We recently migrated to the Experience Cloud ID service. One of the drivers behind this was to enable cross-domain tracking, and after reading Data Collection CNAMEs and Cross-Domain Tracking we opted to enable CNAME support.
We own two domains, Domain A (our flagship domain) and Domain B, and are using two Adobe DTM web properties to manage the Experience Cloud ID Service. We want to know how many visitors reach Domain B after seeing Domain A independently, i.e. not through a link on Domain A. For this reason we did not focus on setting up the appendVisitorIDsTo function, since there are limited opportunities to navigate between Domain A and Domain B via a direct link.
When third-party cookies are enabled we see the same Experience Cloud ID (MID) in Domain A and Domain B, which is the expected outcome. When third-party cookies are disabled we see different MIDs. This is an unexpected outcome based on what we read in Adobe's CNAME documentation.
We looked at Chrome DevTools to see how the AMCV cookies were being set, paying specific attention to what happened when third-party cookies were disabled.
Right I guess you already read this: How the Experience Cloud ID Service Requests and Sets IDs . but have a read once again.
To be able to do cross-domain tracking using the same MID, third party needs to be supported.

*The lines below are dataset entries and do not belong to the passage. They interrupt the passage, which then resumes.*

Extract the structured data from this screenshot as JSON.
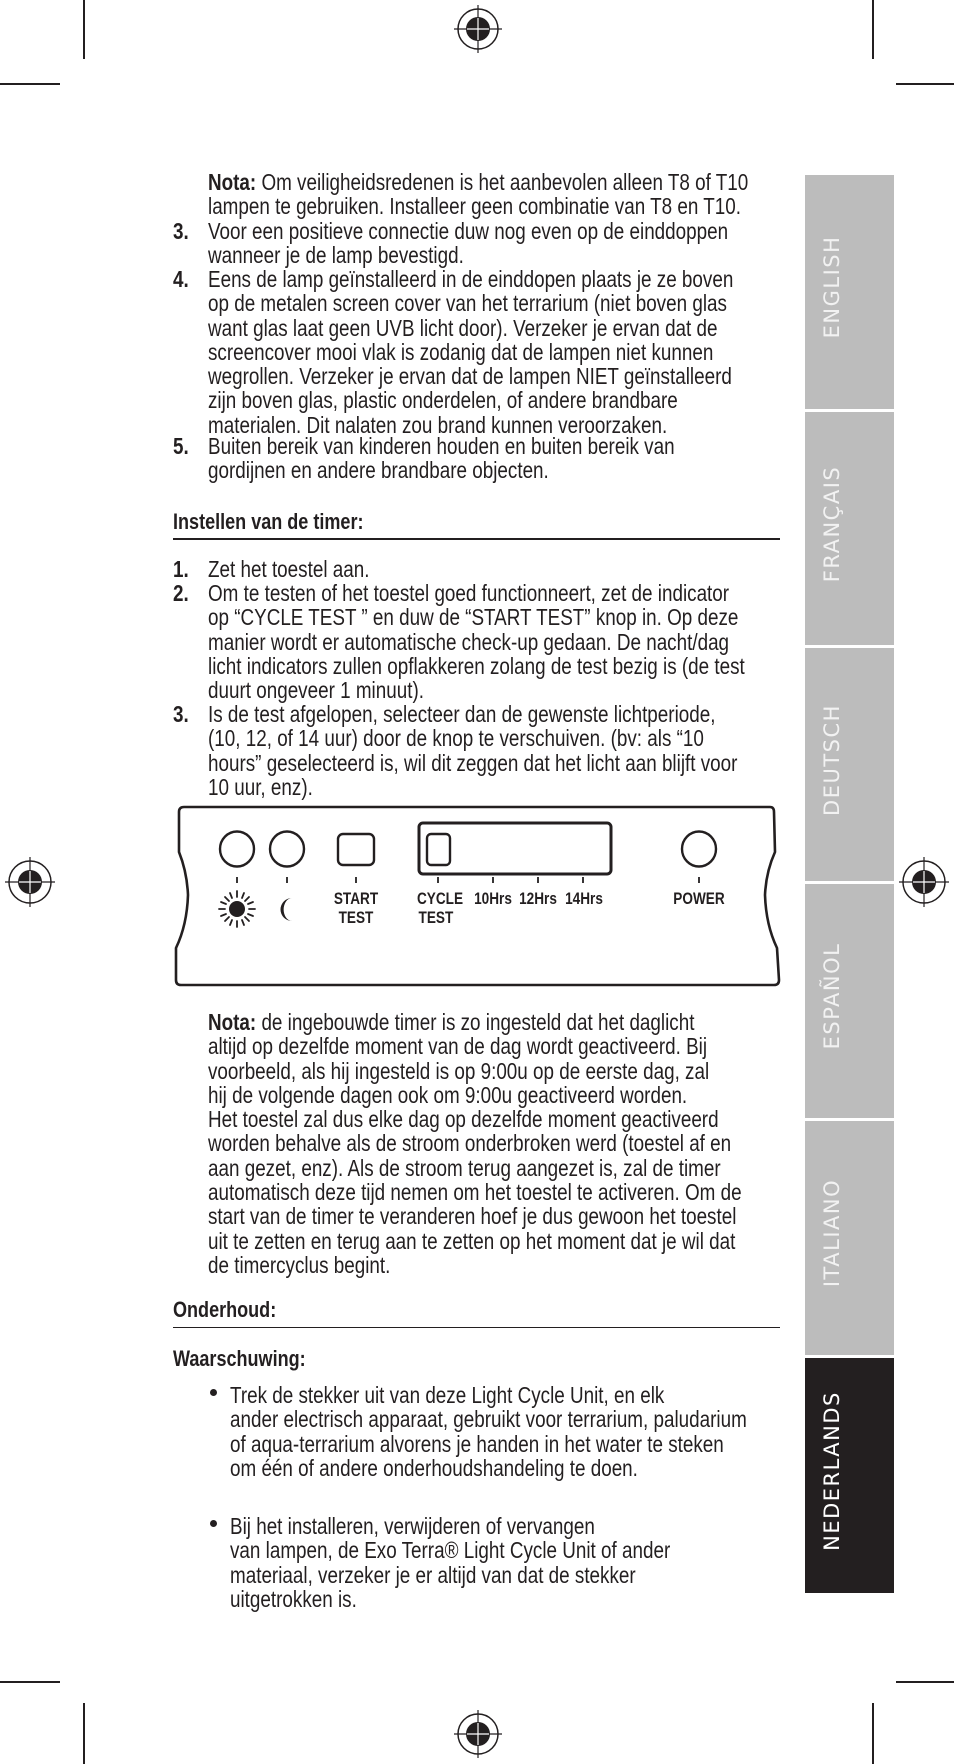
{
  "intro": {
    "note_label": "Nota:",
    "note_lines": [
      " Om veiligheidsredenen is het aanbevolen alleen T8 of T10",
      "lampen te gebruiken. Installeer geen combinatie van T8 en T10."
    ],
    "items": [
      {
        "number": "3.",
        "lines": [
          "Voor een positieve connectie duw nog even op de einddoppen",
          "wanneer je de lamp bevestigd."
        ]
      },
      {
        "number": "4.",
        "lines": [
          "Eens de lamp geïnstalleerd in de einddopen plaats je ze boven",
          "op de metalen screen cover van het terrarium (niet boven glas",
          "want glas laat geen UVB licht door).  Verzeker je ervan dat de",
          "screencover mooi vlak is zodanig dat de lampen niet kunnen",
          "wegrollen. Verzeker je ervan dat de lampen NIET geïnstalleerd",
          "zijn boven glas, plastic onderdelen, of andere brandbare",
          "materialen. Dit nalaten zou brand kunnen veroorzaken."
        ]
      },
      {
        "number": "5.",
        "lines": [
          "Buiten bereik van kinderen houden en buiten bereik van",
          "gordijnen en andere brandbare objecten."
        ]
      }
    ]
  },
  "timer_section": {
    "heading": "Instellen van de timer:",
    "items": [
      {
        "number": "1.",
        "lines": [
          "Zet het toestel aan."
        ]
      },
      {
        "number": "2.",
        "lines": [
          "Om te testen of het toestel goed functionneert, zet de indicator",
          "op “CYCLE TEST ” en duw de “START TEST” knop in. Op deze",
          "manier wordt er automatische check-up gedaan. De nacht/dag",
          "licht indicators zullen opflakkeren zolang de test bezig is (de test",
          "duurt ongeveer 1 minuut)."
        ]
      },
      {
        "number": "3.",
        "lines": [
          "Is de test afgelopen, selecteer dan de gewenste lichtperiode,",
          "(10, 12, of 14 uur) door de knop te verschuiven. (bv: als “10",
          "hours” geselecteerd is, wil dit zeggen dat het licht aan blijft voor",
          "10 uur, enz)."
        ]
      }
    ]
  },
  "control_panel": {
    "day_indicator_icon": "sun-icon",
    "night_indicator_icon": "moon-icon",
    "start_test_label": [
      "START",
      "TEST"
    ],
    "cycle_test_label": [
      "CYCLE",
      "TEST"
    ],
    "hour_options": [
      "10Hrs",
      "12Hrs",
      "14Hrs"
    ],
    "selected_position": "CYCLE TEST",
    "power_label": "POWER"
  },
  "timer_note": {
    "note_label": "Nota:",
    "lines": [
      " de ingebouwde timer is zo ingesteld dat het daglicht",
      "altijd op dezelfde moment van de dag wordt geactiveerd. Bij",
      "voorbeeld, als hij ingesteld is op 9:00u op de eerste dag, zal",
      "hij de volgende dagen ook om 9:00u geactiveerd worden.",
      "Het toestel zal dus elke dag op dezelfde moment geactiveerd",
      "worden behalve als de stroom onderbroken werd (toestel af en",
      "aan gezet, enz).  Als de stroom terug aangezet is, zal de timer",
      "automatisch deze tijd nemen om het toestel te activeren. Om de",
      "start van de timer te veranderen hoef je dus gewoon het toestel",
      "uit te zetten en terug aan te zetten op het moment dat je wil dat",
      "de timercyclus begint."
    ]
  },
  "maintenance": {
    "heading": "Onderhoud:",
    "warning_heading": "Waarschuwing:",
    "bullets": [
      {
        "lines": [
          "Trek de stekker uit van deze Light Cycle Unit, en elk",
          "ander electrisch apparaat, gebruikt voor terrarium, paludarium",
          "of aqua-terrarium alvorens je handen in het water te steken",
          "om één of andere onderhoudshandeling te doen."
        ]
      },
      {
        "lines": [
          "Bij het installeren, verwijderen of vervangen",
          "van lampen, de Exo Terra® Light Cycle Unit of ander",
          "materiaal, verzeker je er altijd van dat de stekker",
          "uitgetrokken is."
        ]
      }
    ]
  },
  "language_tabs": [
    {
      "label": "ENGLISH",
      "active": false
    },
    {
      "label": "FRANÇAIS",
      "active": false
    },
    {
      "label": "DEUTSCH",
      "active": false
    },
    {
      "label": "ESPAÑOL",
      "active": false
    },
    {
      "label": "ITALIANO",
      "active": false
    },
    {
      "label": "NEDERLANDS",
      "active": true
    }
  ],
  "colors": {
    "text": "#231f20",
    "tab_inactive": "#bcbcbc",
    "tab_active": "#231f20",
    "tab_text": "#f2f2f2"
  }
}
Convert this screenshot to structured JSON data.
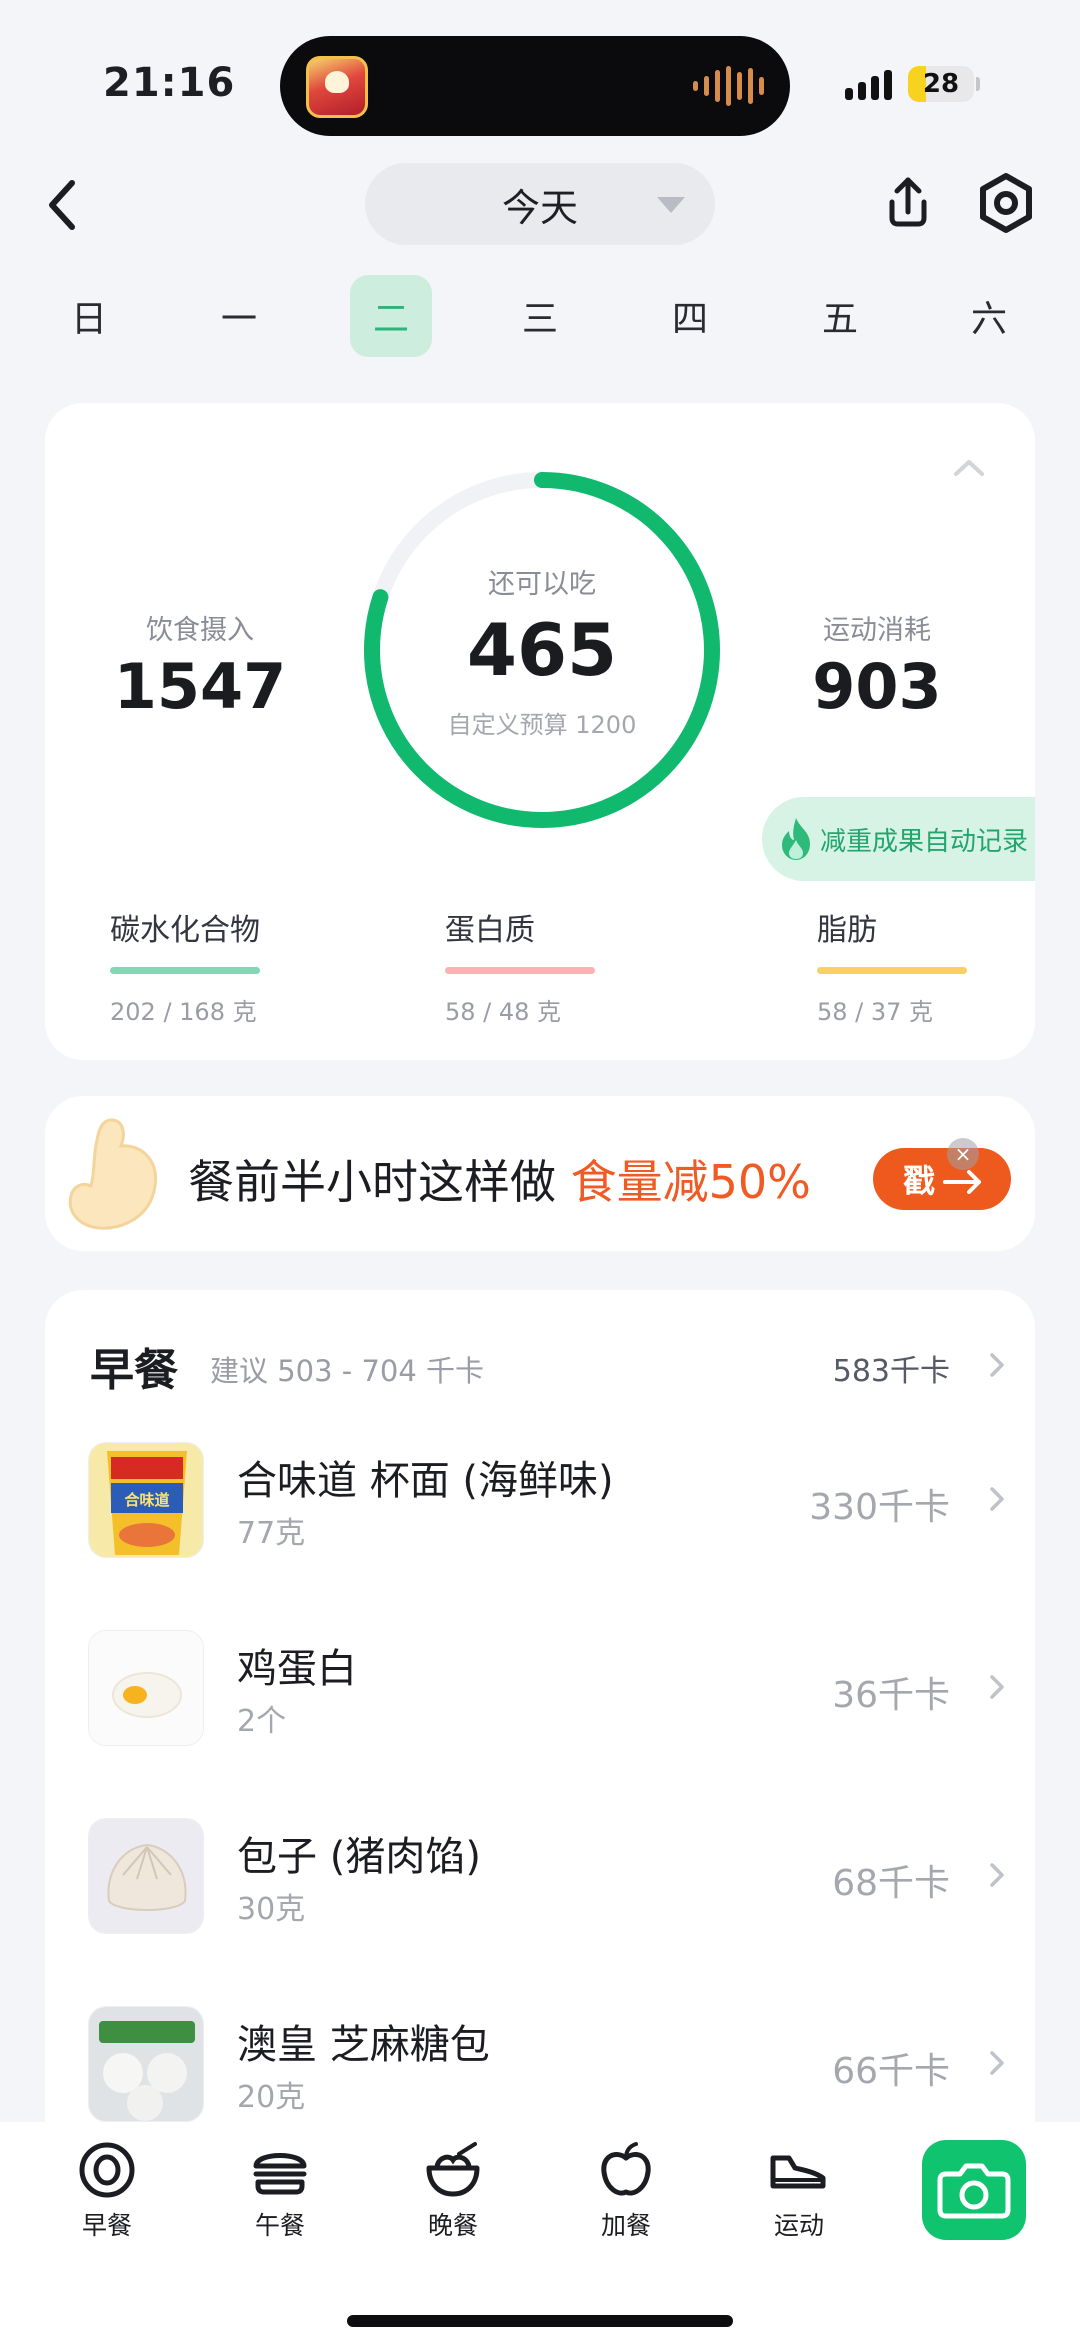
{
  "status_bar": {
    "time": "21:16",
    "battery": "28",
    "battery_level": 0.28
  },
  "header": {
    "date_label": "今天"
  },
  "week": {
    "days": [
      "日",
      "一",
      "二",
      "三",
      "四",
      "五",
      "六"
    ],
    "selected_index": 2
  },
  "summary": {
    "intake_label": "饮食摄入",
    "intake_value": "1547",
    "remaining_label": "还可以吃",
    "remaining_value": "465",
    "budget_label": "自定义预算 1200",
    "exercise_label": "运动消耗",
    "exercise_value": "903",
    "ring_progress": 0.8,
    "weight_badge": "减重成果自动记录",
    "macros": [
      {
        "name": "碳水化合物",
        "value": "202 / 168 克",
        "color": "#7fd9b4"
      },
      {
        "name": "蛋白质",
        "value": "58 / 48 克",
        "color": "#f9b3b2"
      },
      {
        "name": "脂肪",
        "value": "58 / 37 克",
        "color": "#f8d160"
      }
    ]
  },
  "promo": {
    "text_main": "餐前半小时这样做 ",
    "text_highlight": "食量减50%",
    "button": "戳",
    "close": "×"
  },
  "breakfast": {
    "title": "早餐",
    "hint": "建议 503 - 704 千卡",
    "total": "583千卡",
    "items": [
      {
        "name": "合味道 杯面 (海鲜味)",
        "amount": "77克",
        "kcal": "330千卡",
        "thumb_label": "合味道"
      },
      {
        "name": "鸡蛋白",
        "amount": "2个",
        "kcal": "36千卡"
      },
      {
        "name": "包子 (猪肉馅)",
        "amount": "30克",
        "kcal": "68千卡"
      },
      {
        "name": "澳皇 芝麻糖包",
        "amount": "20克",
        "kcal": "66千卡"
      }
    ]
  },
  "tabbar": {
    "tabs": [
      "早餐",
      "午餐",
      "晚餐",
      "加餐",
      "运动"
    ],
    "accent": "#10c46f"
  },
  "colors": {
    "accent_green": "#10b96e",
    "promo_orange": "#ee5a1d"
  }
}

The visitor ID services generates the MID based on the Adobe Org ID that you in your implementation and the ID from the demdex cookie set as third party cookie. As long as both Adobe Org ID and ID from demdex cookie are identical, Adobe Visitor ID services will always set the same MID.
If third party cookie is not enabled then Visitor ID services will not be able to generate the same Visitor ID as demdex cookie will be missing.
The AMCV cookie is always set as first party cookie, this means that you will have the same cookie name on each root domain and same MID value stored in it as long as you have same Adobe ORG id and same demdex cookie.
The CNAME only helps to serve the AMCV_ cookie not the demdex one.
Demdex one will always be as third party cookie, that is why you need to use solutions provided ot pass MID via URLto next page if demdex is blocked
We were relying on what Adobe outlined on Data Collection CNAMEs and Cross-Domain Tracking, specifically that the CNAME approach "allows you to track visitors between a main landing domain and other domains in browsers that do not accept third-party cookies." It seems that this doesn't work with the Experience Cloud ID service as indicated when third-party cookies are disabled, since this results in the demdex cookie being blocked.
We have considered whether ITP could be having an impact, but have been hesitant on identifying this as the sole reason because Adobe has somewhat conflicting documentation (Data Collection CNAMEs and Cross-Domain Tracking and Intelligent Tracking Prevention (ITP) and Adobe Analytics).
It is important to note that we were testing cross-domain tracking in Chrome rather than Safari. It would make sense if Safari were the only browser where we experienced this issue, since that's what ITP directly impacts.